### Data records
[Start of Attachment]

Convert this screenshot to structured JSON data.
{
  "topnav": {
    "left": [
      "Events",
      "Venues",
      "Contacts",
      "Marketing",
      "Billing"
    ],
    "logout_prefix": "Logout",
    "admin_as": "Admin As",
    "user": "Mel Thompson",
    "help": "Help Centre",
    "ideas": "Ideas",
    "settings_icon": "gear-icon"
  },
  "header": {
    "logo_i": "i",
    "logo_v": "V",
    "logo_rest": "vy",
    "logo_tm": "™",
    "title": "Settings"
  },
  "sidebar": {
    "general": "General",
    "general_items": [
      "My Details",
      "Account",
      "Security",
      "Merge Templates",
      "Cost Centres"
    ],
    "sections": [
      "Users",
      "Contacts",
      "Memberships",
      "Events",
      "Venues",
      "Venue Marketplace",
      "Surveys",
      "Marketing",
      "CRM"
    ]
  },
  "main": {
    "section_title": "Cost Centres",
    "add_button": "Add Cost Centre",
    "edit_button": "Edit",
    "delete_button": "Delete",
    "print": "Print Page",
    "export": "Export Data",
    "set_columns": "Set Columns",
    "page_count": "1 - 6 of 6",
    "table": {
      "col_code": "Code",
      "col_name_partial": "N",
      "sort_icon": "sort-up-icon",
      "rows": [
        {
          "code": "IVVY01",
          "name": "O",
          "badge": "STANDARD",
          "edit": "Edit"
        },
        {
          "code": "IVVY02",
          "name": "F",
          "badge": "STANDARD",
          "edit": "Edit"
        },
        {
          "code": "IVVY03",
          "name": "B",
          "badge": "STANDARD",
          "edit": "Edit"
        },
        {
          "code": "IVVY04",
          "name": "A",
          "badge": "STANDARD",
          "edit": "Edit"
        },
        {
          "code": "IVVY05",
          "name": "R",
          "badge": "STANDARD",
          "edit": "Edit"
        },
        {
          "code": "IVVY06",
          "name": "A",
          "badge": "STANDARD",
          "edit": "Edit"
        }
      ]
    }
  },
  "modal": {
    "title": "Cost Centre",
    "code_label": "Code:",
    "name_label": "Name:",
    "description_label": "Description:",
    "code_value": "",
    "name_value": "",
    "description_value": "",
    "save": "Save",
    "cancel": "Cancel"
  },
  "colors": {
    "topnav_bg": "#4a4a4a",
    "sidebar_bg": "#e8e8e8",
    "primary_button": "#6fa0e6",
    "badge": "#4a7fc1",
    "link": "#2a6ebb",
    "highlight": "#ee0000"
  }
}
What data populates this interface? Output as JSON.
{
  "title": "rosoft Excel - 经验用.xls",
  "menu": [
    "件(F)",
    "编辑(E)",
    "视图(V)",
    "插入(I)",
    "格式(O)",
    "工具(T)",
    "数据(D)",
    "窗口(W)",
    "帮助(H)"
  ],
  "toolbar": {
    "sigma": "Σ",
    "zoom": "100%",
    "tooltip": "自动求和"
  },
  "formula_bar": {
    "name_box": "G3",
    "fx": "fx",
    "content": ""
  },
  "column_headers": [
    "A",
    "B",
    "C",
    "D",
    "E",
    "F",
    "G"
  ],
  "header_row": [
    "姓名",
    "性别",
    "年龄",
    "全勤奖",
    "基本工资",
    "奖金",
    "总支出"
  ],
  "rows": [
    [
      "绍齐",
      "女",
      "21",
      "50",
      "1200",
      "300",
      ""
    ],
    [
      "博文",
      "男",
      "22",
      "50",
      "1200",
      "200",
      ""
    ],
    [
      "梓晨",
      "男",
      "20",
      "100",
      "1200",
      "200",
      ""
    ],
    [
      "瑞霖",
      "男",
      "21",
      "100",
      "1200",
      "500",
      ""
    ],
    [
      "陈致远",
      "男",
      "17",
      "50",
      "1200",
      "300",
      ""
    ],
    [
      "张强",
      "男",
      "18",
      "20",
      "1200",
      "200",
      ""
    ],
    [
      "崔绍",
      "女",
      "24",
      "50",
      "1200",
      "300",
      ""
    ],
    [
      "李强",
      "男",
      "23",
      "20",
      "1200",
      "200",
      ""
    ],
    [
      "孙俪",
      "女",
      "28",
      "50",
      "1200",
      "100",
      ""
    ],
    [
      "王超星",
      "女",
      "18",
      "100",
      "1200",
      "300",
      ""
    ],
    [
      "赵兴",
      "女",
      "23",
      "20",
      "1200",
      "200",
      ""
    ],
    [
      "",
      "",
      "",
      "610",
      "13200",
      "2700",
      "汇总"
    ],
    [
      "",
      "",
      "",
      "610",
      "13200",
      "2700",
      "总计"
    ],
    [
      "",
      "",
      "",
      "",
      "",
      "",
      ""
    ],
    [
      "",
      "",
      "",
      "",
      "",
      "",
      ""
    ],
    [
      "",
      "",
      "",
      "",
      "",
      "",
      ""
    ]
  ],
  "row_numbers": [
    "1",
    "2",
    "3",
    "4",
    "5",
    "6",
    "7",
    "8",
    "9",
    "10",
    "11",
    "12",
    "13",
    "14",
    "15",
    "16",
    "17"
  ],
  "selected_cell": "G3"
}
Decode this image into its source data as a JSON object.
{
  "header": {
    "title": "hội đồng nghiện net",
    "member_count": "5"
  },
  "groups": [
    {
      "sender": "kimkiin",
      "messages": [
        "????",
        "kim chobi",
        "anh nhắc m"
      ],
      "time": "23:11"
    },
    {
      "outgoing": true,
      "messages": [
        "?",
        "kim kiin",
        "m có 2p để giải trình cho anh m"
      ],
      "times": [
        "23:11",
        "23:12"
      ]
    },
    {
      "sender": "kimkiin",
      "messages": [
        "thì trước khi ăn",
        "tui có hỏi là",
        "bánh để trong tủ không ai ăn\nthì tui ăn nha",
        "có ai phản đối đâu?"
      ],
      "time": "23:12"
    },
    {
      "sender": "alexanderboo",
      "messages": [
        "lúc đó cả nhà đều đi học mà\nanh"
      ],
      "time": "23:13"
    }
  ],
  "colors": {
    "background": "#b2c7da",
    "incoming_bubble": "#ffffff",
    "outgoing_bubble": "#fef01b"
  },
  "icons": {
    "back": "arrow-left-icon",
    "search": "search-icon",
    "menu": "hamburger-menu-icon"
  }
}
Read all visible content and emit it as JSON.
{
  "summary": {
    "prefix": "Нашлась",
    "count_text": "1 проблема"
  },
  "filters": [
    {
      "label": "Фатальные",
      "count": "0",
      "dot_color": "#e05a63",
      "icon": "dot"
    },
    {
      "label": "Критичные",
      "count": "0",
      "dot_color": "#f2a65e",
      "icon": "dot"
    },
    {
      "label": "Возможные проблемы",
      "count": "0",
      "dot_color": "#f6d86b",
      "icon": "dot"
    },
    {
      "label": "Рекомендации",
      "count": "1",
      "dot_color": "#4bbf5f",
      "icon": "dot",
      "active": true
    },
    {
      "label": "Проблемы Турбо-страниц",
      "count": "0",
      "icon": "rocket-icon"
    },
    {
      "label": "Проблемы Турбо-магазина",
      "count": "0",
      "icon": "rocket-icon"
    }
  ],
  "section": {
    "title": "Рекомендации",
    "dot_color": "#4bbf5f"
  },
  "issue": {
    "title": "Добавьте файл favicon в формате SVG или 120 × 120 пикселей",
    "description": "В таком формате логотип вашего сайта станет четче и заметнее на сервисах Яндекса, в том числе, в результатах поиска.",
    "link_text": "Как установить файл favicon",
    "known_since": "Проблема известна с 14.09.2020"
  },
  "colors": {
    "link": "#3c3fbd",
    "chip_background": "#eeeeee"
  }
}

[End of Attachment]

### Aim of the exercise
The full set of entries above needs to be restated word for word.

### Response for this exercise
Convert this screenshot to structured JSON data.
{
  "topnav": {
    "left": [
      "Events",
      "Venues",
      "Contacts",
      "Marketing",
      "Billing"
    ],
    "logout_prefix": "Logout",
    "admin_as": "Admin As",
    "user": "Mel Thompson",
    "help": "Help Centre",
    "ideas": "Ideas",
    "settings_icon": "gear-icon"
  },
  "header": {
    "logo_i": "i",
    "logo_v": "V",
    "logo_rest": "vy",
    "logo_tm": "™",
    "title": "Settings"
  },
  "sidebar": {
    "general": "General",
    "general_items": [
      "My Details",
      "Account",
      "Security",
      "Merge Templates",
      "Cost Centres"
    ],
    "sections": [
      "Users",
      "Contacts",
      "Memberships",
      "Events",
      "Venues",
      "Venue Marketplace",
      "Surveys",
      "Marketing",
      "CRM"
    ]
  },
  "main": {
    "section_title": "Cost Centres",
    "add_button": "Add Cost Centre",
    "edit_button": "Edit",
    "delete_button": "Delete",
    "print": "Print Page",
    "export": "Export Data",
    "set_columns": "Set Columns",
    "page_count": "1 - 6 of 6",
    "table": {
      "col_code": "Code",
      "col_name_partial": "N",
      "sort_icon": "sort-up-icon",
      "rows": [
        {
          "code": "IVVY01",
          "name": "O",
          "badge": "STANDARD",
          "edit": "Edit"
        },
        {
          "code": "IVVY02",
          "name": "F",
          "badge": "STANDARD",
          "edit": "Edit"
        },
        {
          "code": "IVVY03",
          "name": "B",
          "badge": "STANDARD",
          "edit": "Edit"
        },
        {
          "code": "IVVY04",
          "name": "A",
          "badge": "STANDARD",
          "edit": "Edit"
        },
        {
          "code": "IVVY05",
          "name": "R",
          "badge": "STANDARD",
          "edit": "Edit"
        },
        {
          "code": "IVVY06",
          "name": "A",
          "badge": "STANDARD",
          "edit": "Edit"
        }
      ]
    }
  },
  "modal": {
    "title": "Cost Centre",
    "code_label": "Code:",
    "name_label": "Name:",
    "description_label": "Description:",
    "code_value": "",
    "name_value": "",
    "description_value": "",
    "save": "Save",
    "cancel": "Cancel"
  },
  "colors": {
    "topnav_bg": "#4a4a4a",
    "sidebar_bg": "#e8e8e8",
    "primary_button": "#6fa0e6",
    "badge": "#4a7fc1",
    "link": "#2a6ebb",
    "highlight": "#ee0000"
  }
}
What data populates this interface? Output as JSON.
{
  "title": "rosoft Excel - 经验用.xls",
  "menu": [
    "件(F)",
    "编辑(E)",
    "视图(V)",
    "插入(I)",
    "格式(O)",
    "工具(T)",
    "数据(D)",
    "窗口(W)",
    "帮助(H)"
  ],
  "toolbar": {
    "sigma": "Σ",
    "zoom": "100%",
    "tooltip": "自动求和"
  },
  "formula_bar": {
    "name_box": "G3",
    "fx": "fx",
    "content": ""
  },
  "column_headers": [
    "A",
    "B",
    "C",
    "D",
    "E",
    "F",
    "G"
  ],
  "header_row": [
    "姓名",
    "性别",
    "年龄",
    "全勤奖",
    "基本工资",
    "奖金",
    "总支出"
  ],
  "rows": [
    [
      "绍齐",
      "女",
      "21",
      "50",
      "1200",
      "300",
      ""
    ],
    [
      "博文",
      "男",
      "22",
      "50",
      "1200",
      "200",
      ""
    ],
    [
      "梓晨",
      "男",
      "20",
      "100",
      "1200",
      "200",
      ""
    ],
    [
      "瑞霖",
      "男",
      "21",
      "100",
      "1200",
      "500",
      ""
    ],
    [
      "陈致远",
      "男",
      "17",
      "50",
      "1200",
      "300",
      ""
    ],
    [
      "张强",
      "男",
      "18",
      "20",
      "1200",
      "200",
      ""
    ],
    [
      "崔绍",
      "女",
      "24",
      "50",
      "1200",
      "300",
      ""
    ],
    [
      "李强",
      "男",
      "23",
      "20",
      "1200",
      "200",
      ""
    ],
    [
      "孙俪",
      "女",
      "28",
      "50",
      "1200",
      "100",
      ""
    ],
    [
      "王超星",
      "女",
      "18",
      "100",
      "1200",
      "300",
      ""
    ],
    [
      "赵兴",
      "女",
      "23",
      "20",
      "1200",
      "200",
      ""
    ],
    [
      "",
      "",
      "",
      "610",
      "13200",
      "2700",
      "汇总"
    ],
    [
      "",
      "",
      "",
      "610",
      "13200",
      "2700",
      "总计"
    ],
    [
      "",
      "",
      "",
      "",
      "",
      "",
      ""
    ],
    [
      "",
      "",
      "",
      "",
      "",
      "",
      ""
    ],
    [
      "",
      "",
      "",
      "",
      "",
      "",
      ""
    ]
  ],
  "row_numbers": [
    "1",
    "2",
    "3",
    "4",
    "5",
    "6",
    "7",
    "8",
    "9",
    "10",
    "11",
    "12",
    "13",
    "14",
    "15",
    "16",
    "17"
  ],
  "selected_cell": "G3"
}
Decode this image into its source data as a JSON object.
{
  "header": {
    "title": "hội đồng nghiện net",
    "member_count": "5"
  },
  "groups": [
    {
      "sender": "kimkiin",
      "messages": [
        "????",
        "kim chobi",
        "anh nhắc m"
      ],
      "time": "23:11"
    },
    {
      "outgoing": true,
      "messages": [
        "?",
        "kim kiin",
        "m có 2p để giải trình cho anh m"
      ],
      "times": [
        "23:11",
        "23:12"
      ]
    },
    {
      "sender": "kimkiin",
      "messages": [
        "thì trước khi ăn",
        "tui có hỏi là",
        "bánh để trong tủ không ai ăn\nthì tui ăn nha",
        "có ai phản đối đâu?"
      ],
      "time": "23:12"
    },
    {
      "sender": "alexanderboo",
      "messages": [
        "lúc đó cả nhà đều đi học mà\nanh"
      ],
      "time": "23:13"
    }
  ],
  "colors": {
    "background": "#b2c7da",
    "incoming_bubble": "#ffffff",
    "outgoing_bubble": "#fef01b"
  },
  "icons": {
    "back": "arrow-left-icon",
    "search": "search-icon",
    "menu": "hamburger-menu-icon"
  }
}
Read all visible content and emit it as JSON.
{
  "summary": {
    "prefix": "Нашлась",
    "count_text": "1 проблема"
  },
  "filters": [
    {
      "label": "Фатальные",
      "count": "0",
      "dot_color": "#e05a63",
      "icon": "dot"
    },
    {
      "label": "Критичные",
      "count": "0",
      "dot_color": "#f2a65e",
      "icon": "dot"
    },
    {
      "label": "Возможные проблемы",
      "count": "0",
      "dot_color": "#f6d86b",
      "icon": "dot"
    },
    {
      "label": "Рекомендации",
      "count": "1",
      "dot_color": "#4bbf5f",
      "icon": "dot",
      "active": true
    },
    {
      "label": "Проблемы Турбо-страниц",
      "count": "0",
      "icon": "rocket-icon"
    },
    {
      "label": "Проблемы Турбо-магазина",
      "count": "0",
      "icon": "rocket-icon"
    }
  ],
  "section": {
    "title": "Рекомендации",
    "dot_color": "#4bbf5f"
  },
  "issue": {
    "title": "Добавьте файл favicon в формате SVG или 120 × 120 пикселей",
    "description": "В таком формате логотип вашего сайта станет четче и заметнее на сервисах Яндекса, в том числе, в результатах поиска.",
    "link_text": "Как установить файл favicon",
    "known_since": "Проблема известна с 14.09.2020"
  },
  "colors": {
    "link": "#3c3fbd",
    "chip_background": "#eeeeee"
  }
}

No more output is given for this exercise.